A rapid series of strong earthquakes hit a mountainous and impoverished area of China’s Qinghai province early Wednesday, killing 589 people, state-run media said, quoting local quake relief headquarters.
At least 10,000 others were injured, the Xinhua news agency reported, and many victims, including school children, were buried under debris. Rescuers were struggling to clear debris with their hands and save those trapped below.
A 6.9-magnitude earthquake, as measured by the U.S. Geological Survey, struck at 7:49 a.m. local time (7:49 p.m. ET Tuesday), when many citizens were still at home and schools were beginning the day. The USGS also recorded several strong aftershocks — one of magnitude 5.8 — all within hours of the initial quake.
The epicenter was in remote and rugged terrain, about 150 miles (240 kilometers) northwest of Qamdo, Tibet. Qinghai borders the autonomous regions of Tibet and Xingjiang and the provinces of Gansu and Sichuan.
Karsum Nyima, deputy director of news at local Yushu TV, told Xinhua that most of the houses in the area were made of wood with earthen walls. He said some had come tumbling down, including a Buddhist pagoda in a park.
The temblors “have toppled houses, temples, gas stations and electric poles, triggered landslides, damaged roads, cut power supplies and disrupted telecommunications,” Xinhua said. “A reservoir was also cracked, where workers are trying to prevent the outflow of water.”
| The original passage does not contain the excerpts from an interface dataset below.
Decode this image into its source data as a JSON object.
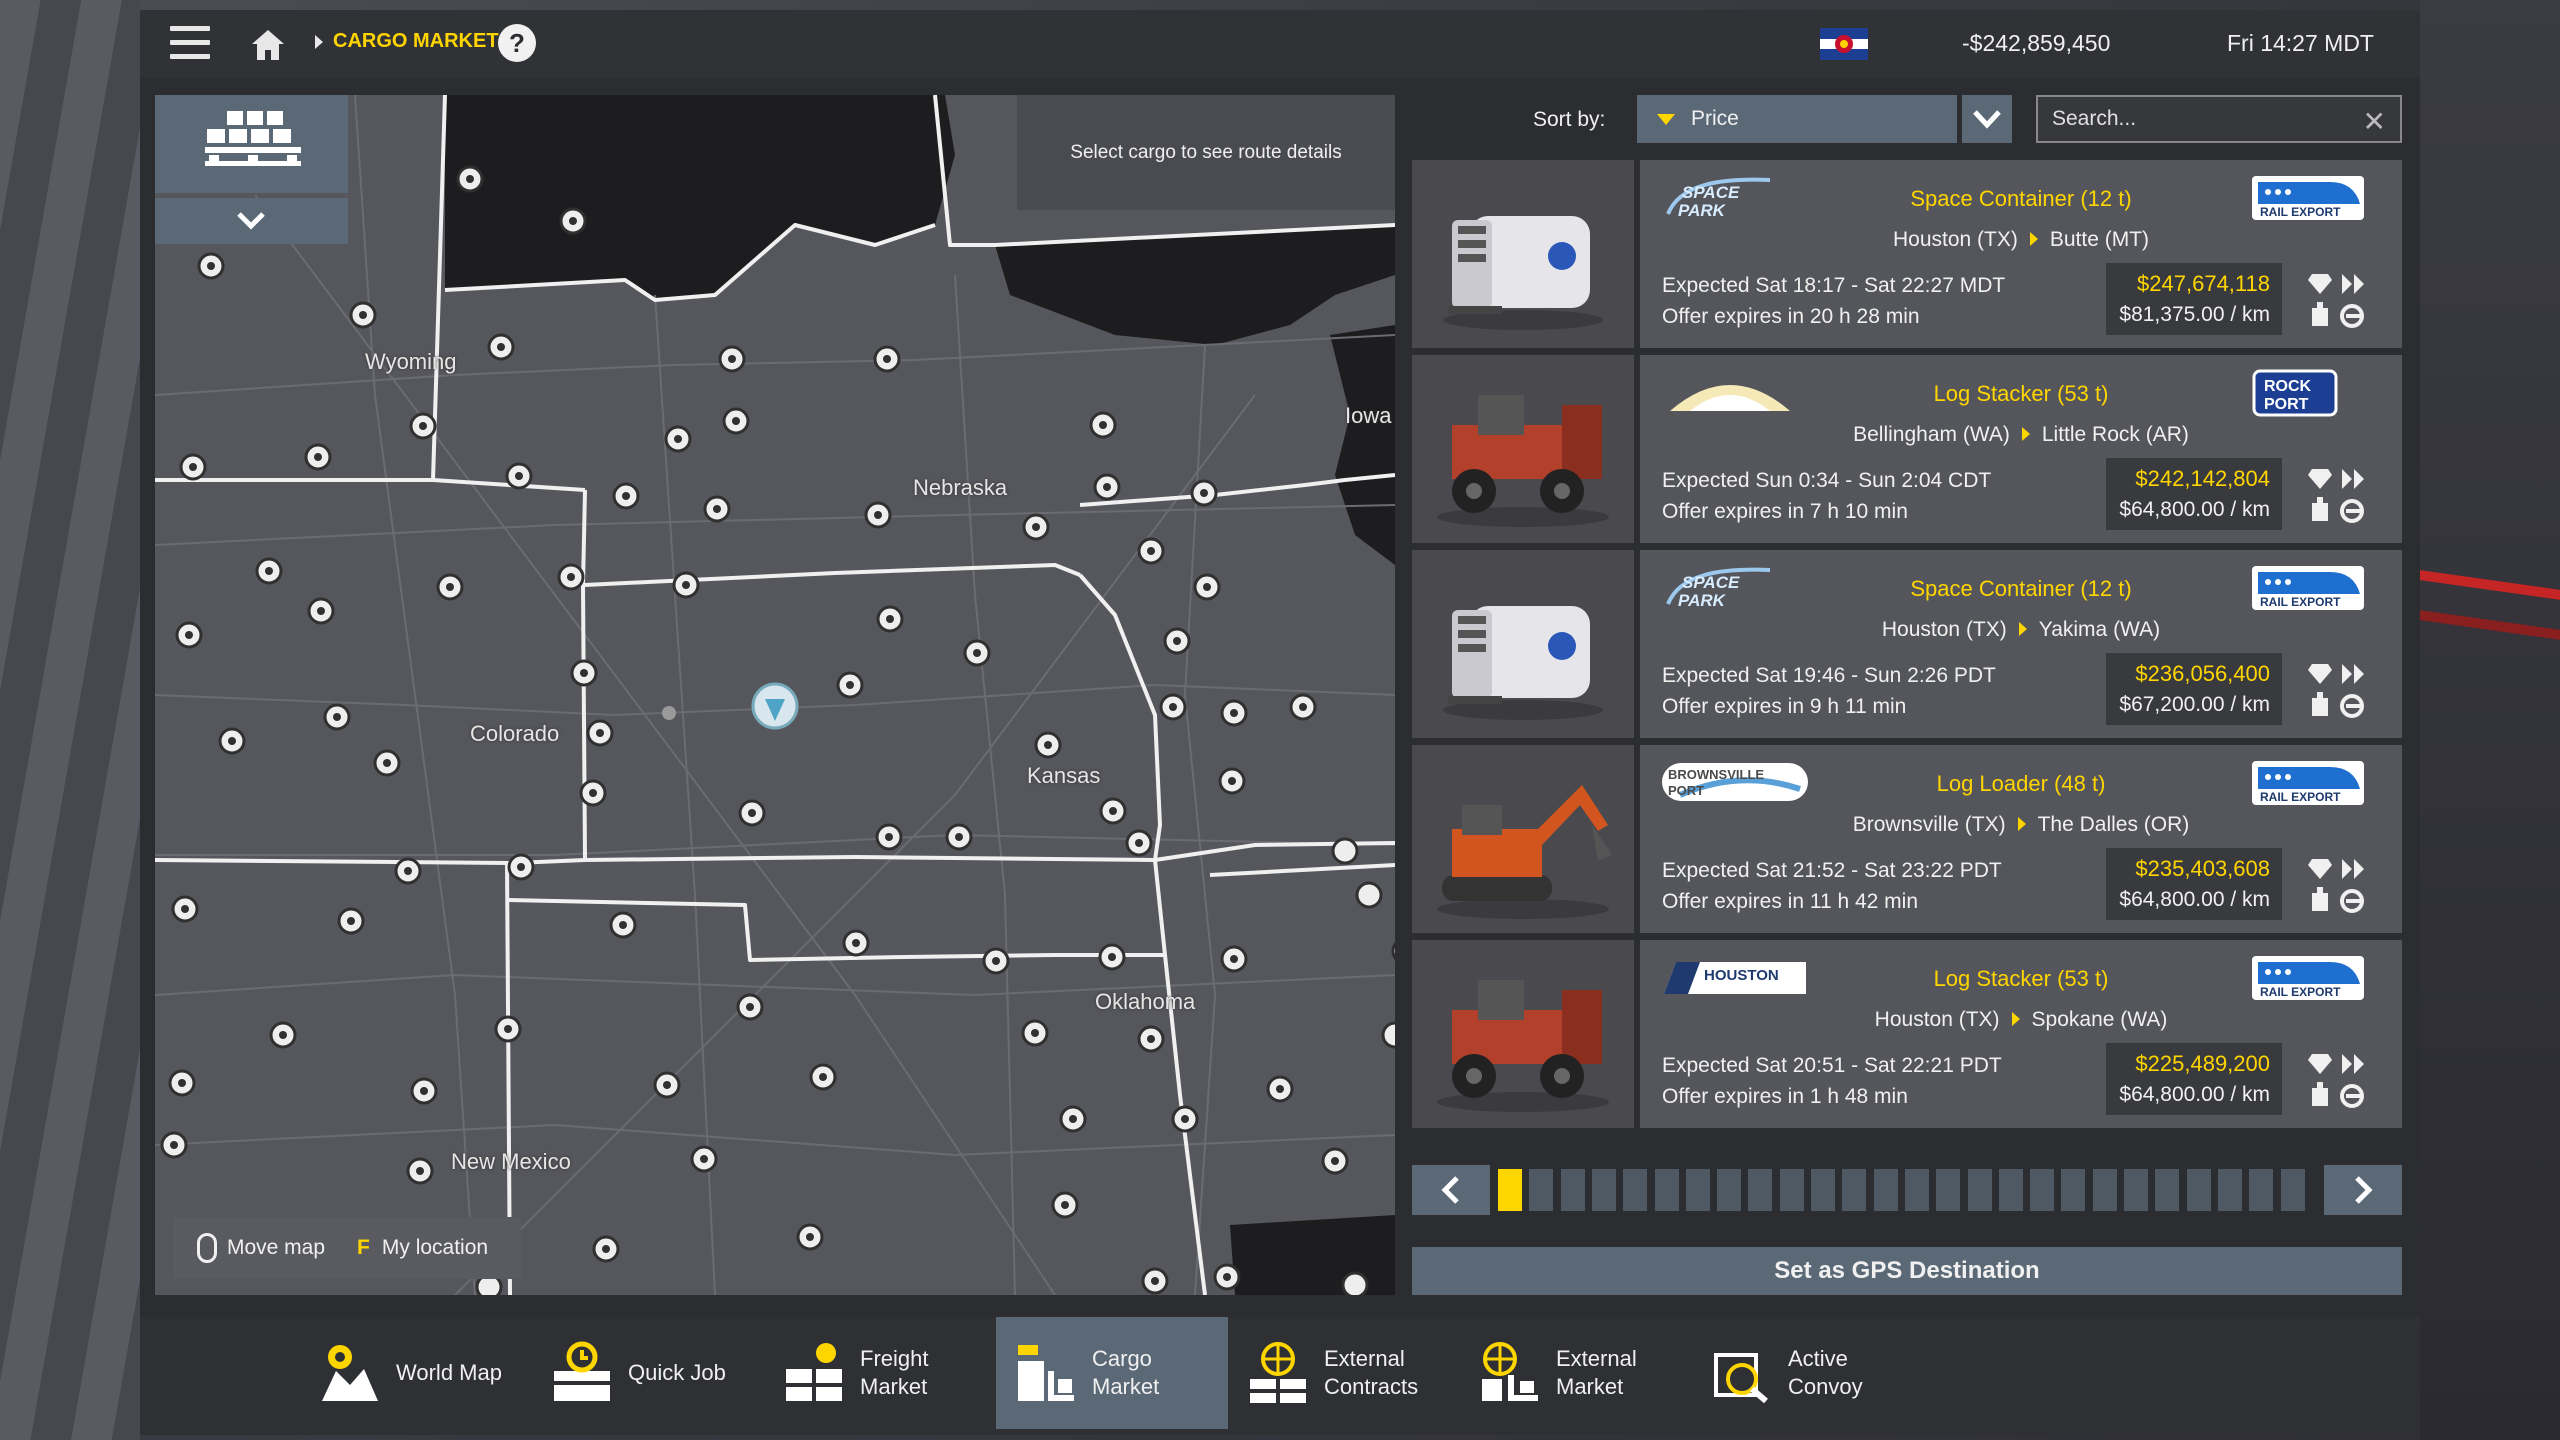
{
  "topbar": {
    "breadcrumb": "CARGO MARKET",
    "help": "?",
    "money": "-$242,859,450",
    "time": "Fri 14:27 MDT"
  },
  "map": {
    "route_hint": "Select cargo to see route details",
    "labels": {
      "wyoming": "Wyoming",
      "nebraska": "Nebraska",
      "iowa": "Iowa",
      "colorado": "Colorado",
      "kansas": "Kansas",
      "oklahoma": "Oklahoma",
      "new_mexico": "New Mexico"
    },
    "footer": {
      "move": "Move map",
      "key": "F",
      "location": "My location"
    }
  },
  "sort": {
    "label": "Sort by:",
    "value": "Price",
    "search_placeholder": "Search..."
  },
  "offers": [
    {
      "cargo": "Space Container (12 t)",
      "from": "Houston (TX)",
      "to": "Butte (MT)",
      "expected": "Expected Sat 18:17 - Sat 22:27 MDT",
      "offer": "Offer expires in 20 h 28 min",
      "price": "$247,674,118",
      "per_km": "$81,375.00 / km",
      "source_logo": "space-park-logo",
      "dest_logo": "rail-export-logo"
    },
    {
      "cargo": "Log Stacker (53 t)",
      "from": "Bellingham (WA)",
      "to": "Little Rock (AR)",
      "expected": "Expected Sun 0:34 - Sun 2:04 CDT",
      "offer": "Offer expires in 7 h 10 min",
      "price": "$242,142,804",
      "per_km": "$64,800.00 / km",
      "source_logo": "sunrise-logo",
      "dest_logo": "rock-port-logo"
    },
    {
      "cargo": "Space Container (12 t)",
      "from": "Houston (TX)",
      "to": "Yakima (WA)",
      "expected": "Expected Sat 19:46 - Sun 2:26 PDT",
      "offer": "Offer expires in 9 h 11 min",
      "price": "$236,056,400",
      "per_km": "$67,200.00 / km",
      "source_logo": "space-park-logo",
      "dest_logo": "rail-export-logo"
    },
    {
      "cargo": "Log Loader (48 t)",
      "from": "Brownsville (TX)",
      "to": "The Dalles (OR)",
      "expected": "Expected Sat 21:52 - Sat 23:22 PDT",
      "offer": "Offer expires in 11 h 42 min",
      "price": "$235,403,608",
      "per_km": "$64,800.00 / km",
      "source_logo": "brownsville-port-logo",
      "dest_logo": "rail-export-logo"
    },
    {
      "cargo": "Log Stacker (53 t)",
      "from": "Houston (TX)",
      "to": "Spokane (WA)",
      "expected": "Expected Sat 20:51 - Sat 22:21 PDT",
      "offer": "Offer expires in 1 h 48 min",
      "price": "$225,489,200",
      "per_km": "$64,800.00 / km",
      "source_logo": "houston-logo",
      "dest_logo": "rail-export-logo"
    }
  ],
  "pagination": {
    "pages": 26,
    "current": 1
  },
  "gps_button": "Set as GPS Destination",
  "nav": [
    {
      "label": "World Map",
      "icon": "world-map-icon"
    },
    {
      "label": "Quick Job",
      "icon": "quick-job-icon"
    },
    {
      "label": "Freight\nMarket",
      "icon": "freight-market-icon"
    },
    {
      "label": "Cargo\nMarket",
      "icon": "cargo-market-icon"
    },
    {
      "label": "External\nContracts",
      "icon": "external-contracts-icon"
    },
    {
      "label": "External\nMarket",
      "icon": "external-market-icon"
    },
    {
      "label": "Active\nConvoy",
      "icon": "active-convoy-icon"
    }
  ],
  "colors": {
    "accent": "#ffd500",
    "panel": "#5b6977",
    "bg": "#2c2d31"
  }
}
Chinese President Hu Jintao and Premier Wen Jiabao ordered local authorities to “go all out to save the disaster-stricken people,” Xinhua said. Vice Premier Hui Liangyu was dispatched to the region.
About 700 soldiers were working to clear rubble and rescue buried quake victims, according to Xinhua. More than 5,000 others, including soldiers and medical workers, were sent to the area, the Qinghai provincial government told reporters in a news conference, Xinhua said.
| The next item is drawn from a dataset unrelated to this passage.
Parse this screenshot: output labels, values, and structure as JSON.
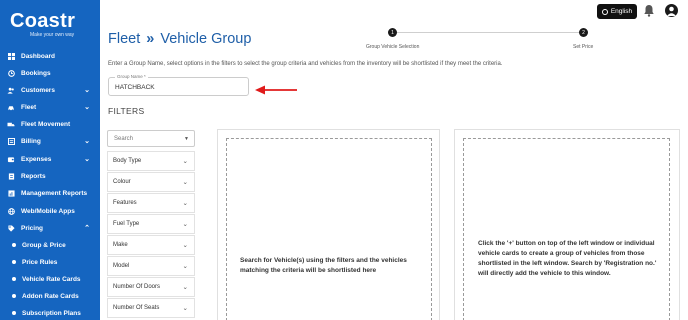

About 1,000 people have been pulled out alive, China’s state-run CCTV reported more than 12 hours after the earthquake. They were taken to one of several locations, chosen based on low probability of aftershocks.
The news agency reported panic on the streets as crews launched rescue efforts in the rubble of collapsed buildings.
“We have to mainly rely on our hands to clear away the debris as we have no large excavating machines,” police officer Shi Huajie said. “We have no medical equipment, either.”